EXERCISE DESCRIPTION: An exact copy of the listing is needed, with every line kept.

TASK MATERIAL:
-- -- --
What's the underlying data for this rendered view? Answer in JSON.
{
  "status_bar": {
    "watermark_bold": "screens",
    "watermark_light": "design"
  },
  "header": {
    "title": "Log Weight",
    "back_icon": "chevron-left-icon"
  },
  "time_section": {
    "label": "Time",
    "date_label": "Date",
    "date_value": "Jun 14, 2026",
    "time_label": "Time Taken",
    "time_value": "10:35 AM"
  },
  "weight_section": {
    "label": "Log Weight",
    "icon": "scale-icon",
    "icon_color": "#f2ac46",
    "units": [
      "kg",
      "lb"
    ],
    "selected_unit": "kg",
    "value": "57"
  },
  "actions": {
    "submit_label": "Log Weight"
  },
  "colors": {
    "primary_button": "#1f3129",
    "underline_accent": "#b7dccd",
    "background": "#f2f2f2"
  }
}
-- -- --
THE ANSWER:
What's the underlying data for this rendered view? Answer in JSON.
{
  "status_bar": {
    "watermark_bold": "screens",
    "watermark_light": "design"
  },
  "header": {
    "title": "Log Weight",
    "back_icon": "chevron-left-icon"
  },
  "time_section": {
    "label": "Time",
    "date_label": "Date",
    "date_value": "Jun 14, 2026",
    "time_label": "Time Taken",
    "time_value": "10:35 AM"
  },
  "weight_section": {
    "label": "Log Weight",
    "icon": "scale-icon",
    "icon_color": "#f2ac46",
    "units": [
      "kg",
      "lb"
    ],
    "selected_unit": "kg",
    "value": "57"
  },
  "actions": {
    "submit_label": "Log Weight"
  },
  "colors": {
    "primary_button": "#1f3129",
    "underline_accent": "#b7dccd",
    "background": "#f2f2f2"
  }
}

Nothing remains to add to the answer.